DATA UNDER STUDY Block Start

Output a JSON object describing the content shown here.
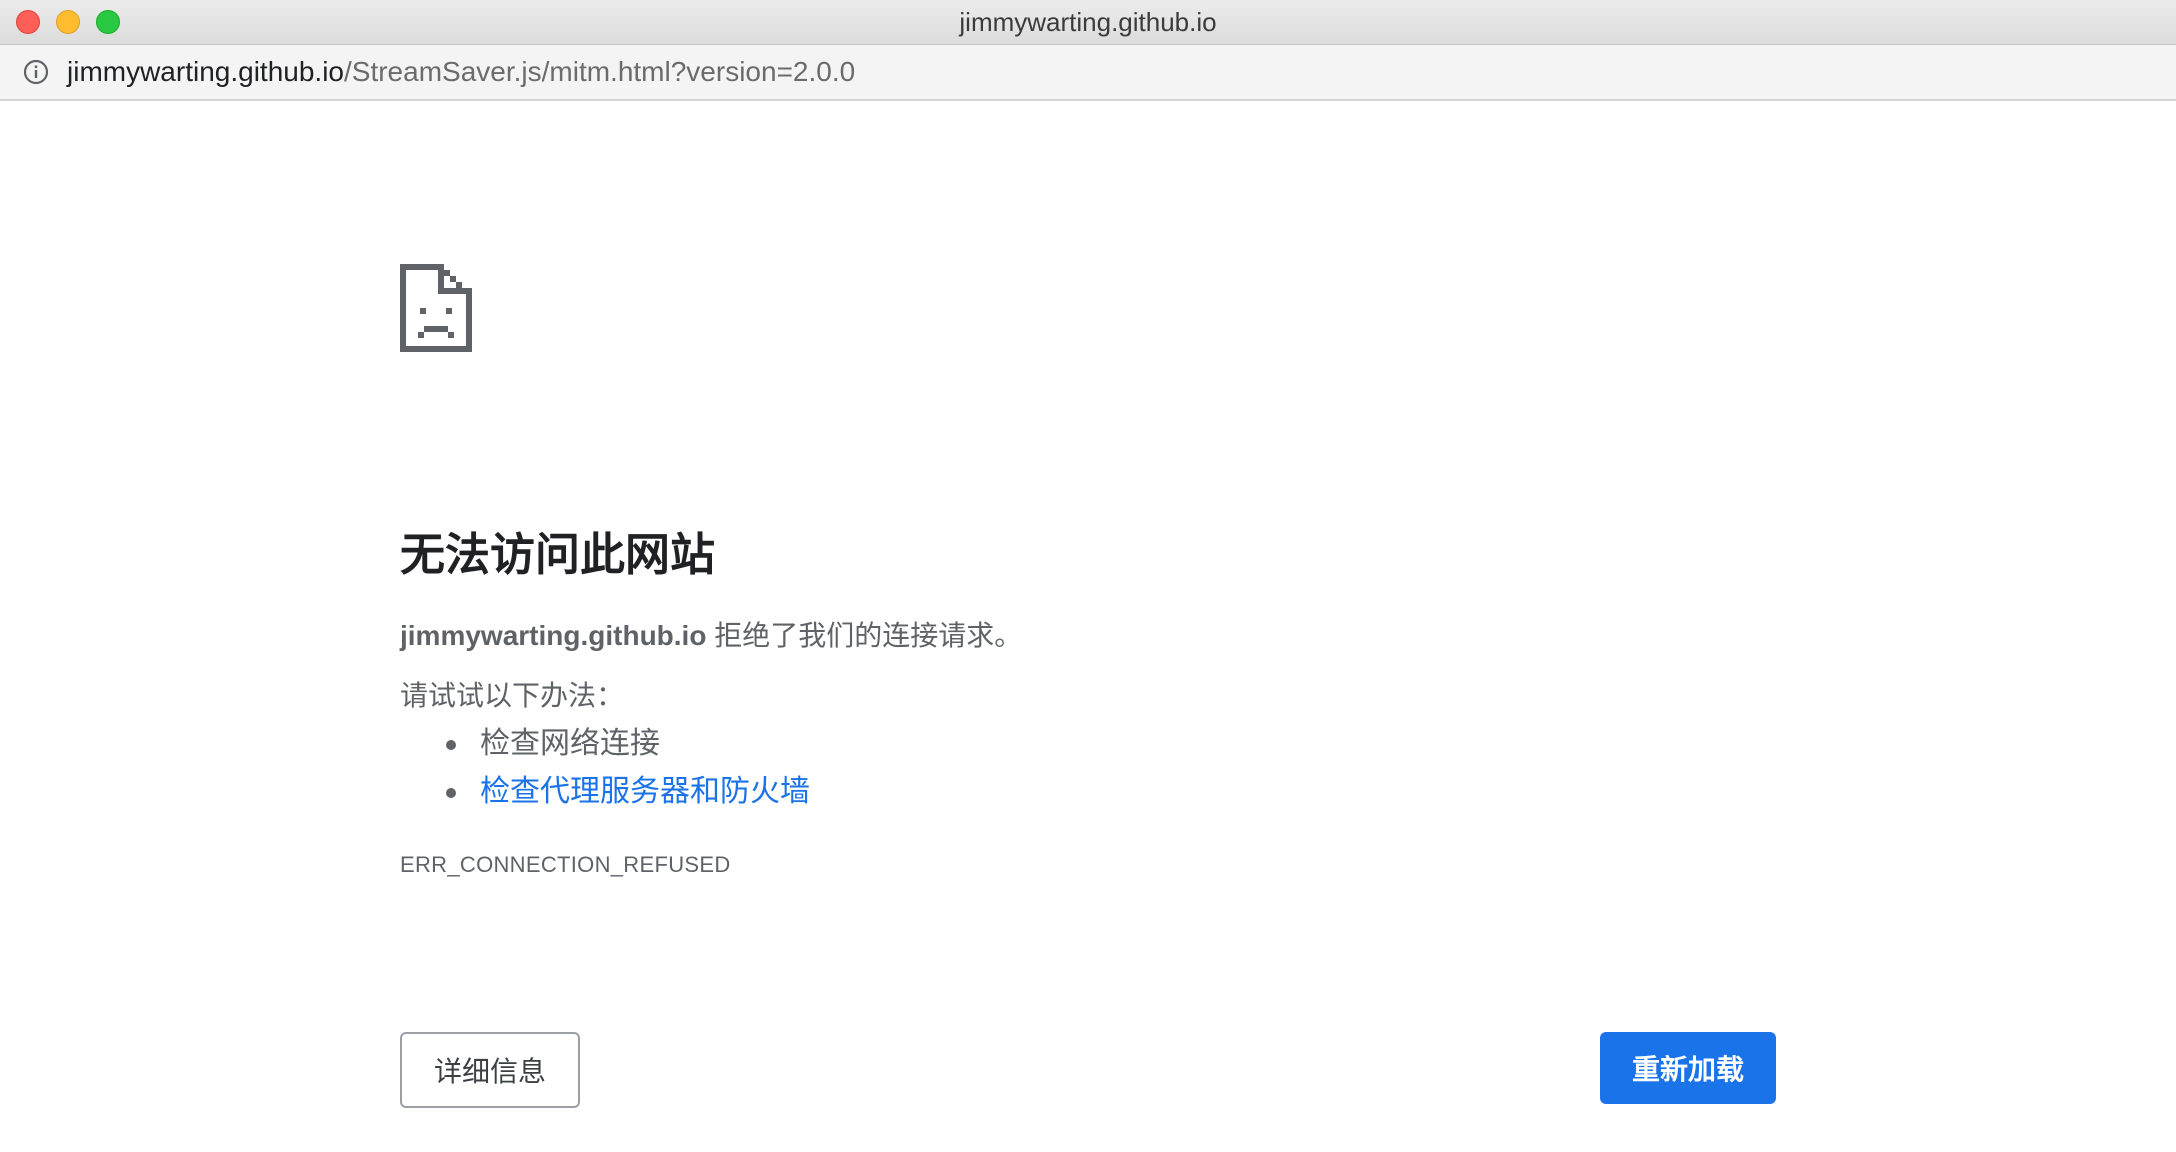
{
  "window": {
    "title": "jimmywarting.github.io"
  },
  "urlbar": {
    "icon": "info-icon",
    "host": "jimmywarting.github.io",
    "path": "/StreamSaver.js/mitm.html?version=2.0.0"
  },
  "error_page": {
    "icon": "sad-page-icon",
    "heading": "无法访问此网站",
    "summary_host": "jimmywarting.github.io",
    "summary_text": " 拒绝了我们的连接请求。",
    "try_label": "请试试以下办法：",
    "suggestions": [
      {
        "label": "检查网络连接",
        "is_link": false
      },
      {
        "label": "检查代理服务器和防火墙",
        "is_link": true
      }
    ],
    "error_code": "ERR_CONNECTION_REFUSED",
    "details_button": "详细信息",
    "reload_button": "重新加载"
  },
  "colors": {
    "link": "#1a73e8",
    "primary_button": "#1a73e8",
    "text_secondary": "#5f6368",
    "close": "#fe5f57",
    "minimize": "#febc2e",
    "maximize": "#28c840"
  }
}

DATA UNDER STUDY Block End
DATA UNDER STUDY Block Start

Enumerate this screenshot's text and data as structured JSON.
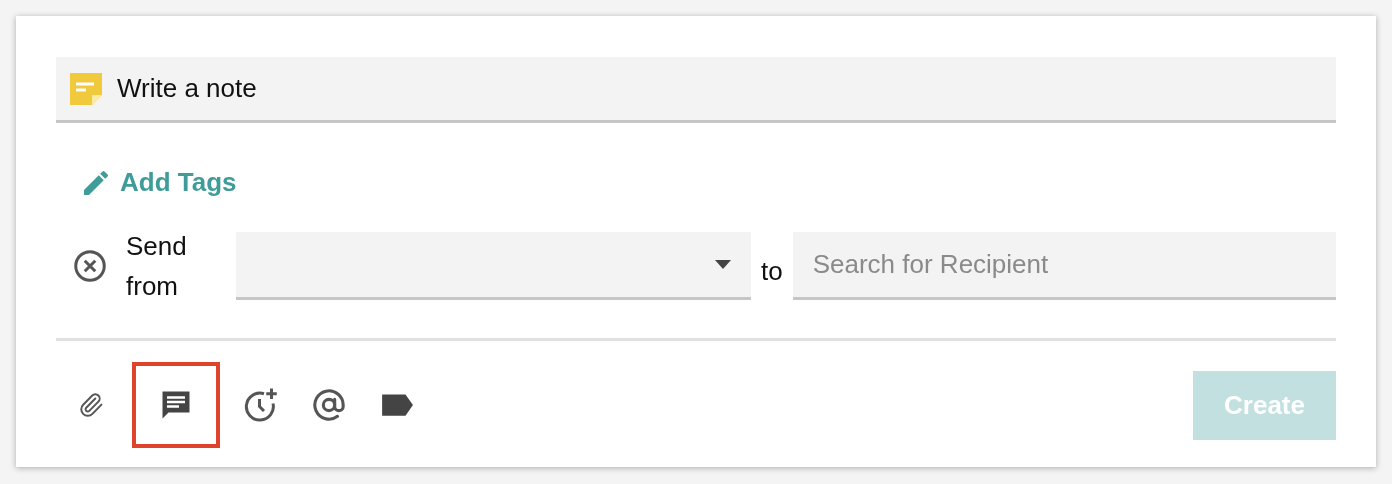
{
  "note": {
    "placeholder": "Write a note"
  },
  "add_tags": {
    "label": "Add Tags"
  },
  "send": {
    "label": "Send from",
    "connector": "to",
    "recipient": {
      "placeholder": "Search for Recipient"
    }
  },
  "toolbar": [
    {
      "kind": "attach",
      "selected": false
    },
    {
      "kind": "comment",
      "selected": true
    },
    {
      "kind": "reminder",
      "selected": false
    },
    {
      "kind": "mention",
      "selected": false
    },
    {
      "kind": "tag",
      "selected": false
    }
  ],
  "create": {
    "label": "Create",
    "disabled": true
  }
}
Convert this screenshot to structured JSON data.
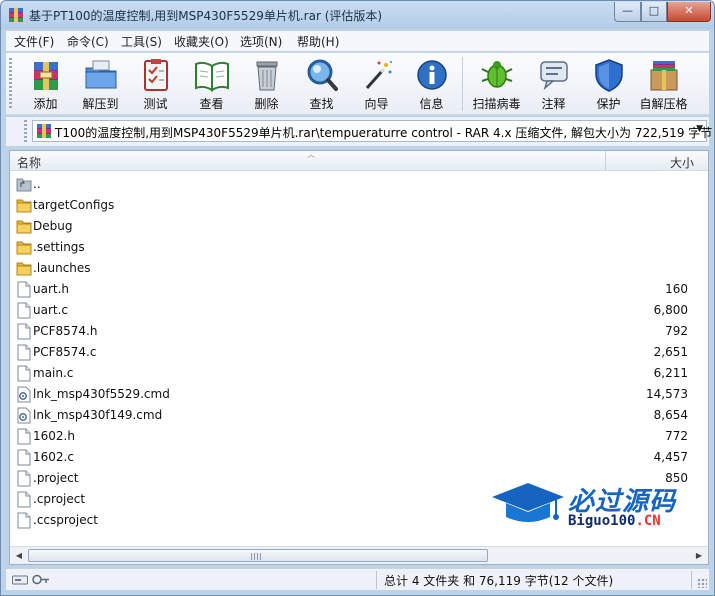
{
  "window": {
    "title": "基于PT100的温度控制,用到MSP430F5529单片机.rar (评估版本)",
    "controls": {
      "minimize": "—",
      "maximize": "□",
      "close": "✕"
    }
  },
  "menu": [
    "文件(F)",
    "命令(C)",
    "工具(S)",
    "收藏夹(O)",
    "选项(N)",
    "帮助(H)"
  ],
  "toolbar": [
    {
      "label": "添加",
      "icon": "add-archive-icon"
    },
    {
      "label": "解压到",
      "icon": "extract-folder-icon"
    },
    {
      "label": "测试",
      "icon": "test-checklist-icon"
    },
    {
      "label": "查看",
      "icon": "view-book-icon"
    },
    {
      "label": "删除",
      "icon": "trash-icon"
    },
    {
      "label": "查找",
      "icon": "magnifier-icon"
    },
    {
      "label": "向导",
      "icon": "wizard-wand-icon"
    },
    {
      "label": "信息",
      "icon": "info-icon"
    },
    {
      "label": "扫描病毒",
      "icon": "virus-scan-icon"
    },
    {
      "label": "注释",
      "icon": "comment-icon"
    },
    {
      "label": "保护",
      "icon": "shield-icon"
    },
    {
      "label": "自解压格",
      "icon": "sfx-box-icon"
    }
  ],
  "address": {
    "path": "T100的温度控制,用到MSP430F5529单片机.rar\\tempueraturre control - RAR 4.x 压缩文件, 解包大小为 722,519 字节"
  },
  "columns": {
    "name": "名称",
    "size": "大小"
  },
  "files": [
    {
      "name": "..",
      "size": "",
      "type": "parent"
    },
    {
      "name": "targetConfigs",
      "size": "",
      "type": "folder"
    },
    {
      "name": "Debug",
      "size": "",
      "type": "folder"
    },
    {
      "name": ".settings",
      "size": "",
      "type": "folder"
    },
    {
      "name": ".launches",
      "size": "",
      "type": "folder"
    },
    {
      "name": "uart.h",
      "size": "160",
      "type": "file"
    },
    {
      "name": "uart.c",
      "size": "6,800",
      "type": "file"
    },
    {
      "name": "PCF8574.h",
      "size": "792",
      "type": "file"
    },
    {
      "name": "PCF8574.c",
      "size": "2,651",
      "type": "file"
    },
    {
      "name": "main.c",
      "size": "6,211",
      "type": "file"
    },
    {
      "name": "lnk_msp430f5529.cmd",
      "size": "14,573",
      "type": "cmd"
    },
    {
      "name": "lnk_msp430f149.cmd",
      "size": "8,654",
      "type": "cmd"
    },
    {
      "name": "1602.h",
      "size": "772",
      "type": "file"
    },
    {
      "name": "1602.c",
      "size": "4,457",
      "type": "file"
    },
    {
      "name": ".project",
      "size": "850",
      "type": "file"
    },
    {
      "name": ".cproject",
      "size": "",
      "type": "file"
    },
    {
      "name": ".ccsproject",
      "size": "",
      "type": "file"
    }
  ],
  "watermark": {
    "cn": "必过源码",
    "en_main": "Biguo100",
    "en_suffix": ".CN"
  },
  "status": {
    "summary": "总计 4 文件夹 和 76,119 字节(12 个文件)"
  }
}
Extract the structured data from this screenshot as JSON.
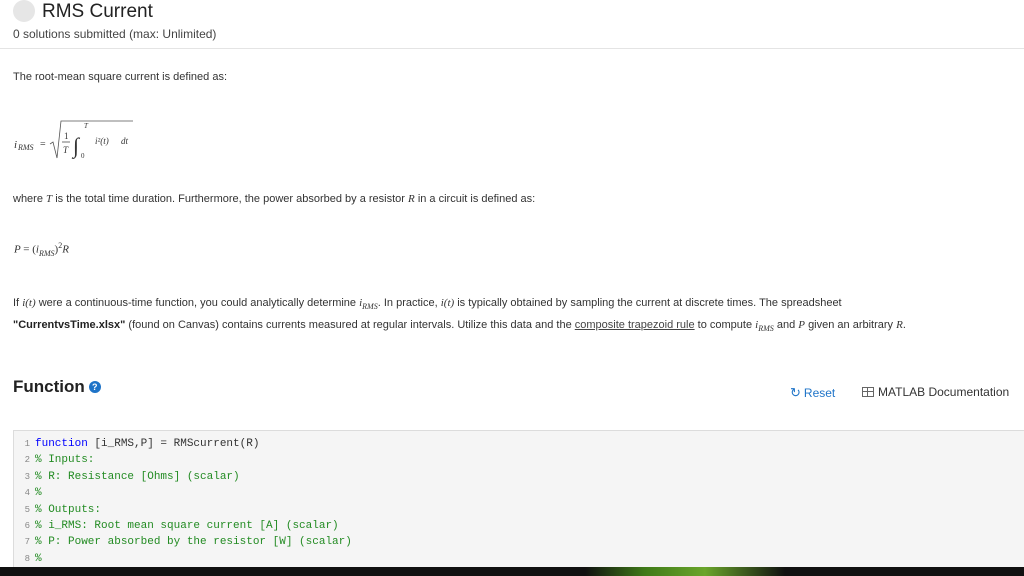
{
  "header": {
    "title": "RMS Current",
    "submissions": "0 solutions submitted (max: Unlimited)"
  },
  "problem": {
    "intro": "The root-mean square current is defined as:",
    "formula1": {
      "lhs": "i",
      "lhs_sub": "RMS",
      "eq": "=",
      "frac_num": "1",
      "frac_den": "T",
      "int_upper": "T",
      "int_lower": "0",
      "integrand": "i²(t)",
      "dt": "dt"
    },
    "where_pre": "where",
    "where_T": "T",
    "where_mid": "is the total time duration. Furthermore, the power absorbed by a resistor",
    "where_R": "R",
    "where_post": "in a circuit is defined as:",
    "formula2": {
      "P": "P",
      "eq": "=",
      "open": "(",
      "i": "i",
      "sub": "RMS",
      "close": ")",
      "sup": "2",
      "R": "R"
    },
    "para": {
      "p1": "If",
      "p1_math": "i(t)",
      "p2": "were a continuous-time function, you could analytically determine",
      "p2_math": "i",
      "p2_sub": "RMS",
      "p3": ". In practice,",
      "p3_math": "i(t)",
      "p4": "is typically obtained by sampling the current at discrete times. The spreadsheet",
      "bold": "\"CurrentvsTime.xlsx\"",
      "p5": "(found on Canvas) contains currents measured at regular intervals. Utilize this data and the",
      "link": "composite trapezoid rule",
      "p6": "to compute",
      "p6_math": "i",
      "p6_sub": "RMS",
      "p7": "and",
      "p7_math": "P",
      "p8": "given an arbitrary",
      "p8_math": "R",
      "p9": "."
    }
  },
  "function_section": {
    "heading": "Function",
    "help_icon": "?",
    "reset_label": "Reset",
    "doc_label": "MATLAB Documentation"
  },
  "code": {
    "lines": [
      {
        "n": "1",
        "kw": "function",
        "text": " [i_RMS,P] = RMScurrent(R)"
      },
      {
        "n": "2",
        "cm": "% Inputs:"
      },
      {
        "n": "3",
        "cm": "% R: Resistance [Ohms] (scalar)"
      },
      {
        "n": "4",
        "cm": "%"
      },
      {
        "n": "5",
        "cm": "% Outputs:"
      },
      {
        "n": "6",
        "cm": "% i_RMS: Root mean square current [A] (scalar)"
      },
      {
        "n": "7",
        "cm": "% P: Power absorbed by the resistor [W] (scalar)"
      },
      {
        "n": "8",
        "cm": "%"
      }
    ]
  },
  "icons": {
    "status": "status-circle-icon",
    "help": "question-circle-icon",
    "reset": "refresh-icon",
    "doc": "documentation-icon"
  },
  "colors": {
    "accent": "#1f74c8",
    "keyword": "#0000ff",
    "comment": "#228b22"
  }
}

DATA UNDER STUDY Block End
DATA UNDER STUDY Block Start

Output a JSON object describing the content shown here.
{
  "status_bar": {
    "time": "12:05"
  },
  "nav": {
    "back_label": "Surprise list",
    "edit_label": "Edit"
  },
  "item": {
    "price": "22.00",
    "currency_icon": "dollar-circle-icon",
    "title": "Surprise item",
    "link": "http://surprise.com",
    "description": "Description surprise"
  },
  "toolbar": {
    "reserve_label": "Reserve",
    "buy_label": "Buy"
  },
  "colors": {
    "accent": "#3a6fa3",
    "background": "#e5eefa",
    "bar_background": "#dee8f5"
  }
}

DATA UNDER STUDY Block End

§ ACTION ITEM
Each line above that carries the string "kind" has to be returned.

§ EXERCISE RESPONSE
      "kind": "attach",
      "kind": "comment",
      "kind": "reminder",
      "kind": "mention",
      "kind": "tag",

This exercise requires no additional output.